Moving on

Today is my last day at CIBC and that makes me sad. It’s been an honour and a privilege to work with Mike Salvagna and his fantastic development team for the last 18 months. Mike has assembled one of the best development teams in Toronto that, in his words, “can build anything”. I believe he’s right. Tomorrow I start at Intelliware where I’ll be leading another FX project. I’m looking forward to the challenges that this new position will bring, but I can’t help feeling down about leaving behind such a great team at CIBC. [Read More]

Writing deterministic tests

Non-deterministic unit tests are like kryptonite for an automated build. They cause intermittent build failures and the development team becomes accustomed to ignoring a failing build. This is a Bad Thing.
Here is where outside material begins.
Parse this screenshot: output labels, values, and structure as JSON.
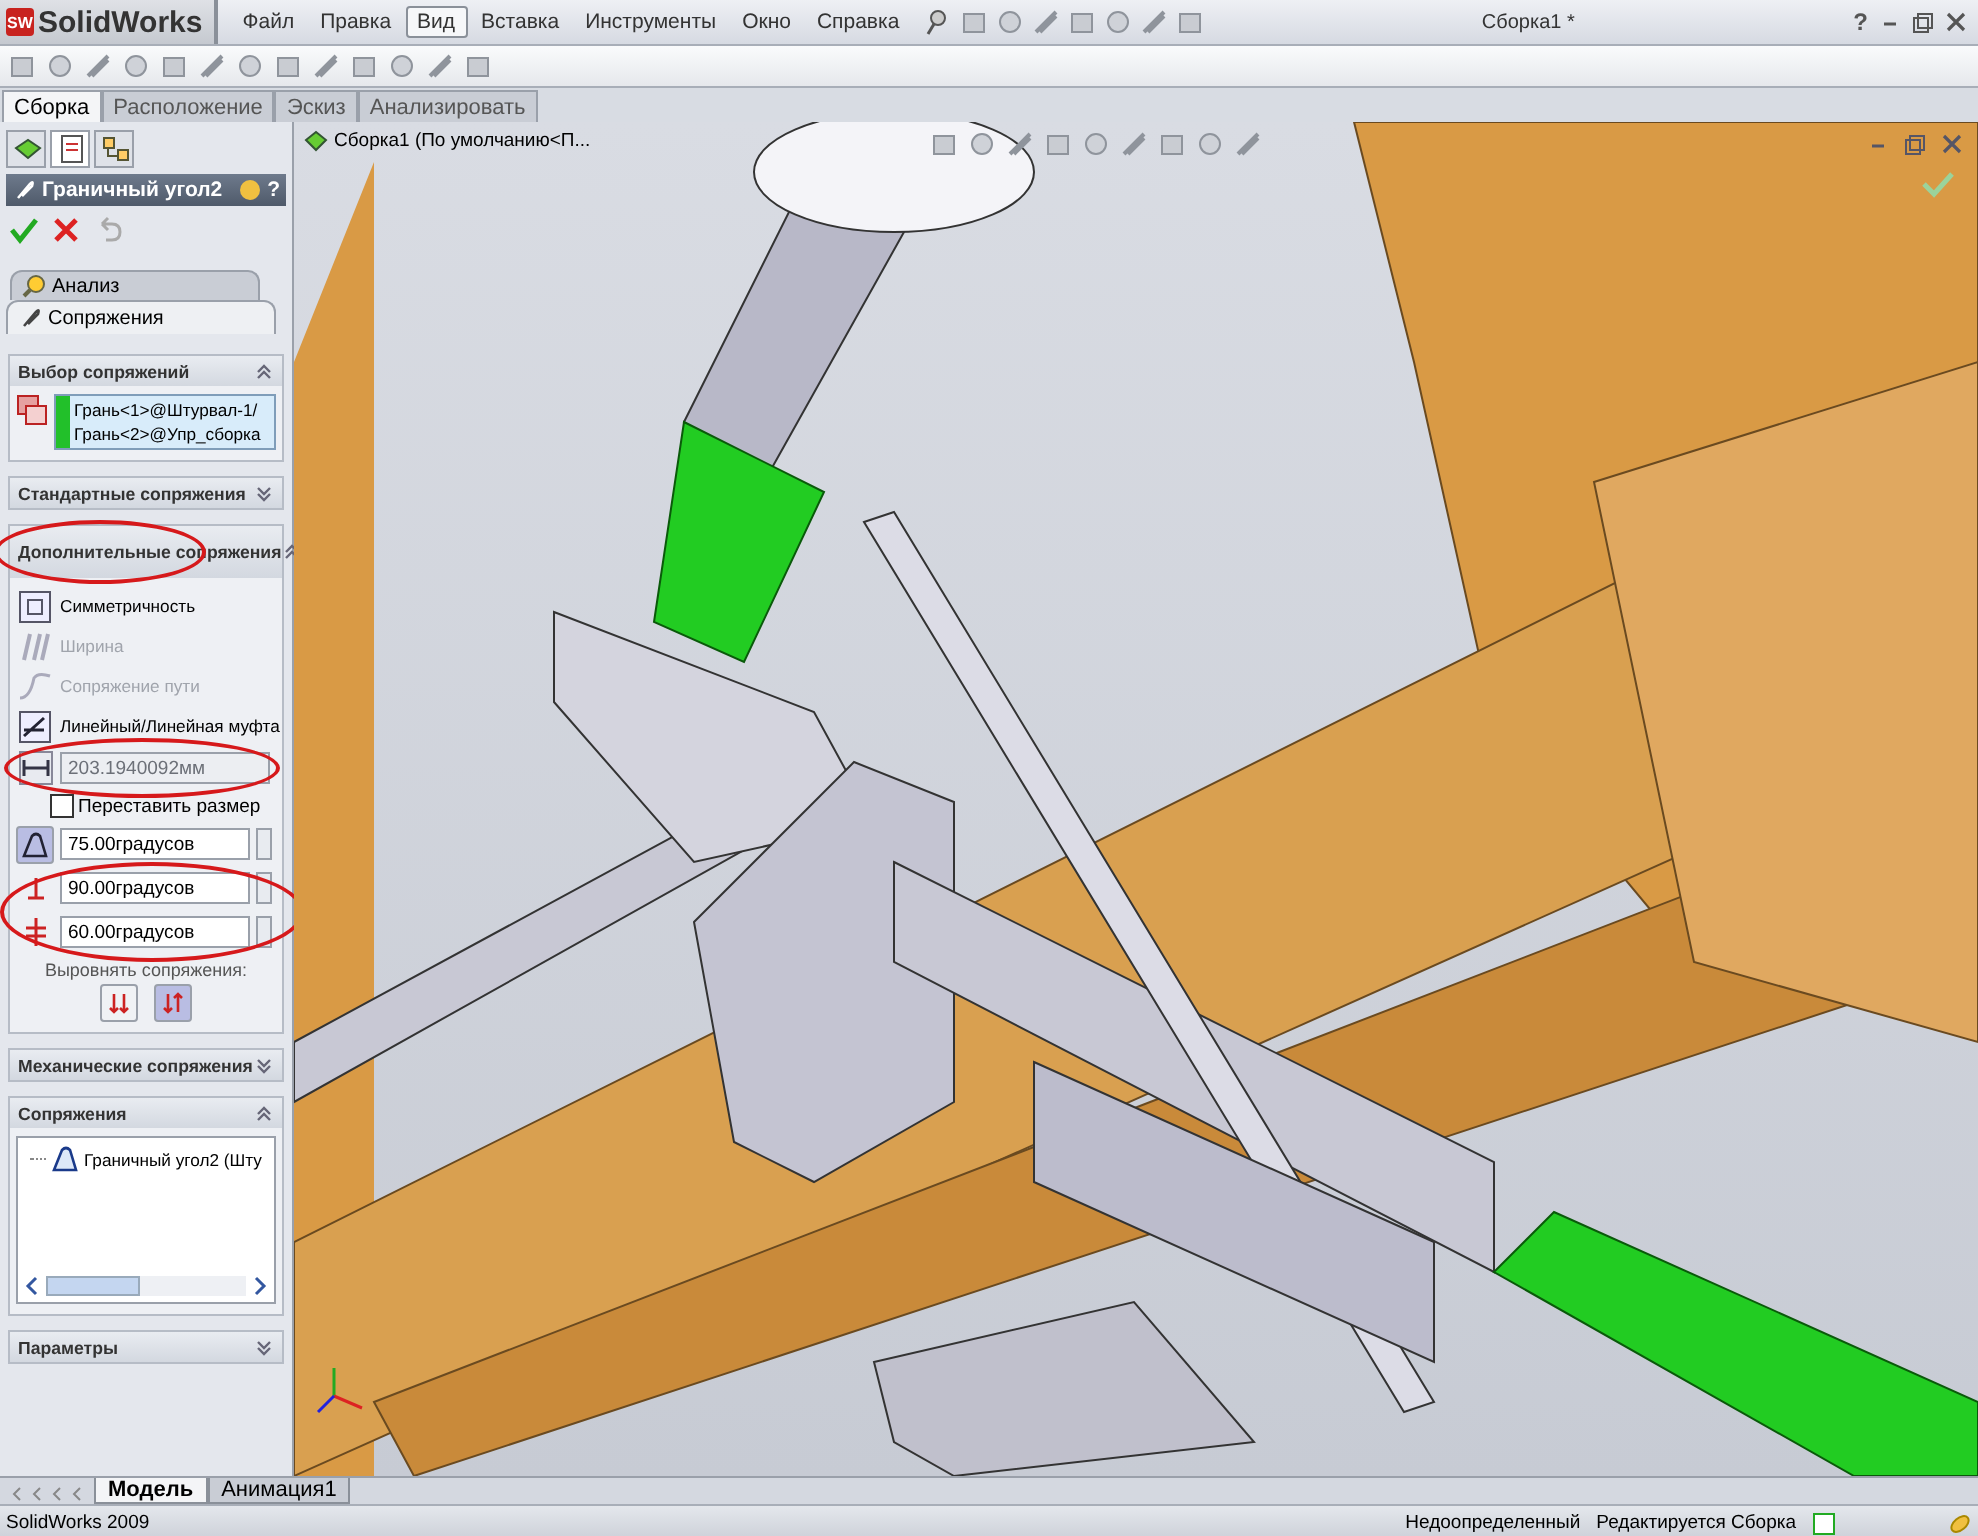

Thread.sleep(x) in a unit test is a recipe for non-deterministic behaviour. Think about what happens when this test is run on a slow machine. How big does X need to be? I often see this anti-pattern in multi-threaded code where the test case is waiting for some asynchronous task to complete, and the test case has to guess at how long the task will take, and then asserts on some condition that the task was supposed to change. [Read More]
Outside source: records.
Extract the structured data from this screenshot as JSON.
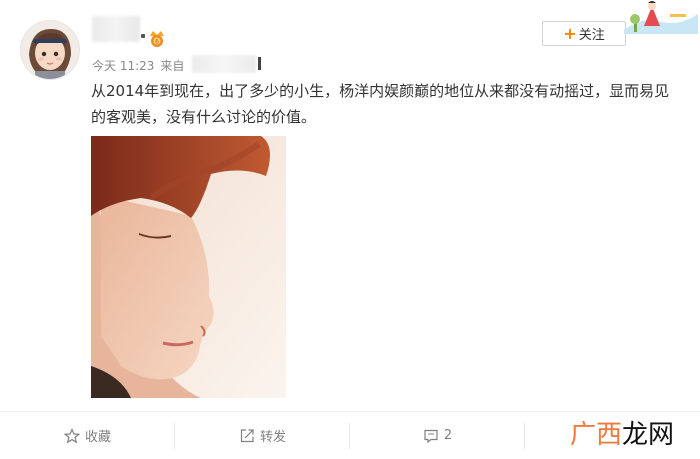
{
  "post": {
    "meta": {
      "time": "今天 11:23",
      "source_prefix": "来自"
    },
    "follow_label": "关注",
    "text": "从2014年到现在，出了多少的小生，杨洋内娱颜巅的地位从来都没有动摇过，显而易见的客观美，没有什么讨论的价值。"
  },
  "actions": {
    "favorite_label": "收藏",
    "repost_label": "转发",
    "comment_count": "2"
  },
  "watermark": {
    "part1": "广西",
    "part2": "龙网"
  },
  "colors": {
    "accent": "#ff8200",
    "muted": "#808080",
    "watermark": "#f07a3a"
  },
  "icons": [
    "star-icon",
    "repost-icon",
    "comment-icon",
    "vip-badge-icon"
  ]
}
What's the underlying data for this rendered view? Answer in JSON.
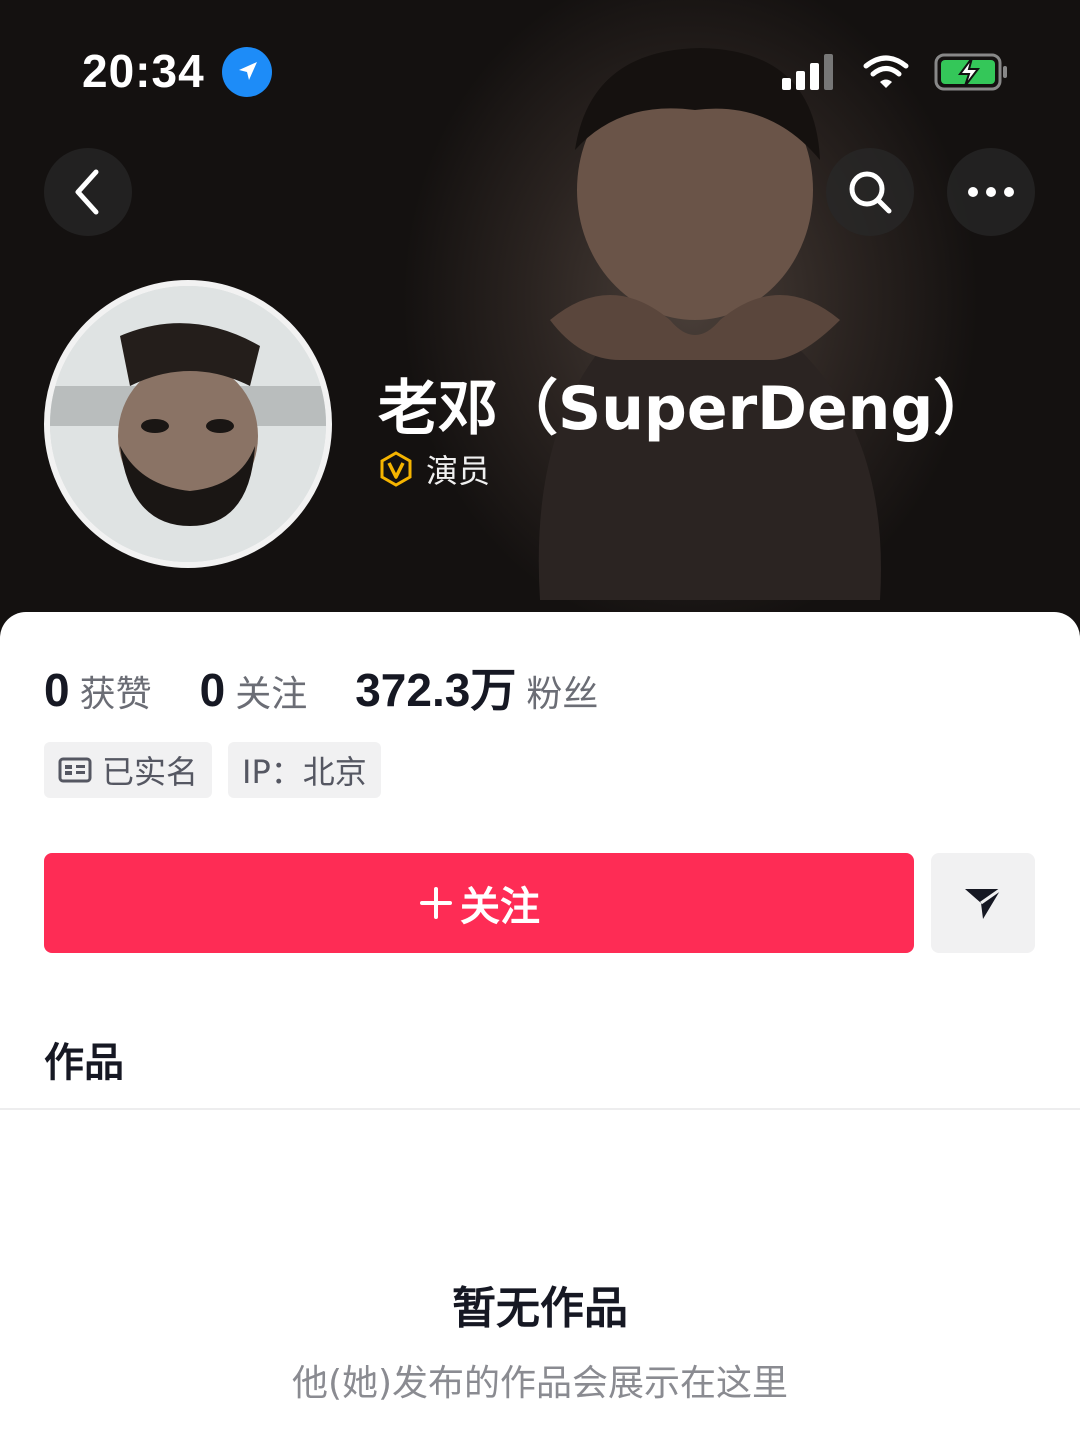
{
  "status_bar": {
    "time": "20:34",
    "icons": [
      "location-arrow-icon",
      "cellular-signal-icon",
      "wifi-icon",
      "battery-charging-icon"
    ],
    "battery_color": "#34c759"
  },
  "header": {
    "back_icon": "back-chevron-icon",
    "search_icon": "search-icon",
    "more_icon": "more-dots-icon"
  },
  "profile": {
    "name": "老邓（SuperDeng）",
    "verified_badge": "V",
    "verified_color": "#f5b400",
    "role": "演员"
  },
  "stats": [
    {
      "value": "0",
      "label": "获赞"
    },
    {
      "value": "0",
      "label": "关注"
    },
    {
      "value": "372.3万",
      "label": "粉丝"
    }
  ],
  "tags": {
    "real_name": "已实名",
    "ip": "IP：北京"
  },
  "actions": {
    "follow_label": "关注",
    "follow_color": "#fe2c55",
    "share_icon": "send-icon"
  },
  "tabs": {
    "works": "作品"
  },
  "empty_state": {
    "title": "暂无作品",
    "description": "他(她)发布的作品会展示在这里"
  }
}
List.clear() throws UnsupportedOperationException

Consider the following code

String[] s = new String[]{""};  
List<String> list = Arrays.asList(s);  
list.clear();  

All looks good, right? When you run it you get:
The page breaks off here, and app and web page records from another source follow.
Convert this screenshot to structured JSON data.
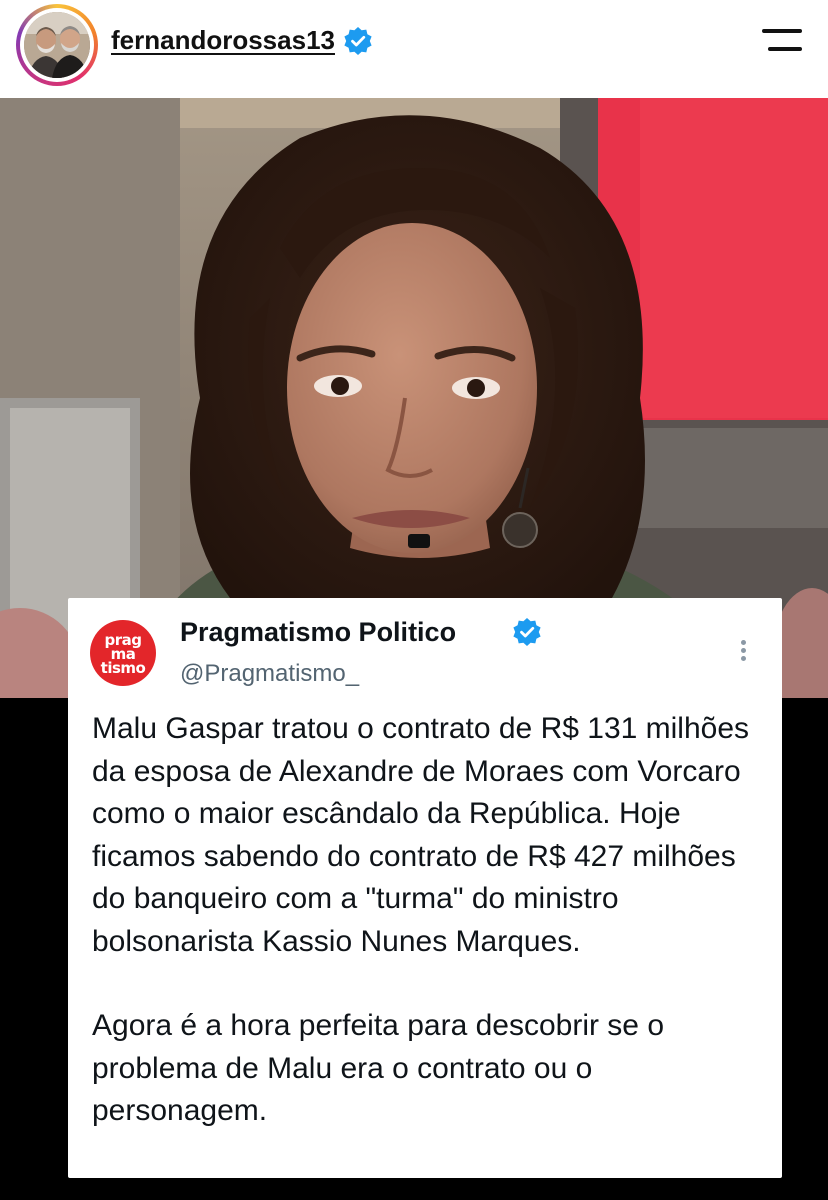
{
  "header": {
    "username": "fernandorossas13",
    "verified_icon": "verified-badge-icon",
    "menu_icon": "hamburger-menu-icon"
  },
  "tweet": {
    "display_name": "Pragmatismo Politico",
    "handle": "@Pragmatismo_",
    "avatar_logo_lines": [
      "prag",
      "ma",
      "tismo"
    ],
    "more_icon": "more-vertical-icon",
    "paragraphs": [
      "Malu Gaspar tratou o contrato de R$ 131 milhões da esposa de Alexandre de Moraes com Vorcaro como o maior escândalo da República. Hoje ficamos sabendo do contrato de R$ 427 milhões do banqueiro com a \"turma\" do ministro bolsonarista Kassio Nunes Marques.",
      "Agora é a hora perfeita para descobrir se o problema de Malu era o contrato ou o personagem."
    ]
  },
  "colors": {
    "verified_blue": "#1d9bf0",
    "logo_red": "#e3262a",
    "studio_red": "#e8334a"
  }
}
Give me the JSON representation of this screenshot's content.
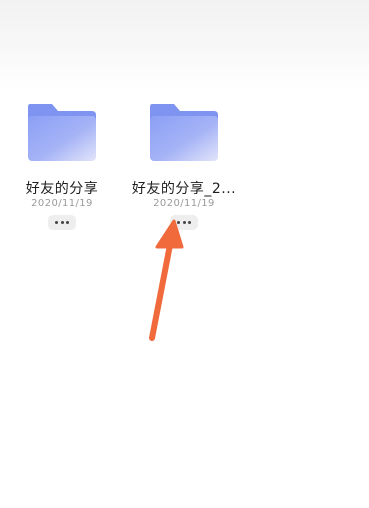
{
  "files": [
    {
      "name": "好友的分享",
      "date": "2020/11/19",
      "icon": "folder-icon",
      "more_icon": "more-dots-icon"
    },
    {
      "name": "好友的分享_2...",
      "date": "2020/11/19",
      "icon": "folder-icon",
      "more_icon": "more-dots-icon"
    }
  ],
  "annotation": {
    "icon": "arrow-icon",
    "color": "#f06a3c"
  },
  "colors": {
    "folder_back": "#7f95f2",
    "folder_front_start": "#8fa2f5",
    "folder_front_end": "#d8dcf8"
  }
}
java.lang.UnsupportedOperationException  
    at java.util.AbstractList.remove(AbstractList.java:144)  
    at java.util.AbstractList$Itr.remove(AbstractList.java:360)  
    at java.util.AbstractList.removeRange(AbstractList.java:559)  
    at java.util.AbstractList.clear(AbstractList.java:217)  

This is because Arrays.asList(array) returns a fixed-size list backed by the specified array. Fixed-size being the operative word.

Arrays.asList() gives a list with wrong size

Try this out for fun. int[] i = new int[]{1, 2, 3}; System.out.println(Arrays.asList(i).size()); Integer[] ii = new Integer[]{1, 2, 3}; System.out.println(Arrays.asList(ii).size()); Output: 1 3 What the hell, Java? This is totally unexpected behaviour! In this case Java is being a bit pedantic. See, Collections can contain only contain Objects, and an int is not an Object but int[] is an Object, so that’s why you get a list with only 1 element. [Read More]

How to set JMSXUserID in Websphere MQ using Spring JMS

Every time I work with MQ and Spring JMS I want to poke my eyes out with a dull instrument. It’s always a pain in the neck. My most recent challenge was trying to get the JMSXUserID field to flow through to the application on the other side of MQ. First, I created a MessagePostProcessor to add the JMS header public class MyMessagePostProcessor implements MessagePostProcessor { private String userId; @Override public Message postProcessMessage(Message msg) throws JMSException { msg. [Read More]

Big Data and HR

This piece from the New York Times touches on a subject that I’m passionate about - the challenges of hiring good people. Deep into it, it mentions that: ”…the most proven method, Dr. Lewin said, is a referral from someone already working there. Current employees know the culture, he said, and have their reputations and their work environment on the line.” The big data thing is a cool, tech solution, but really it’s referrals that matter. [Read More]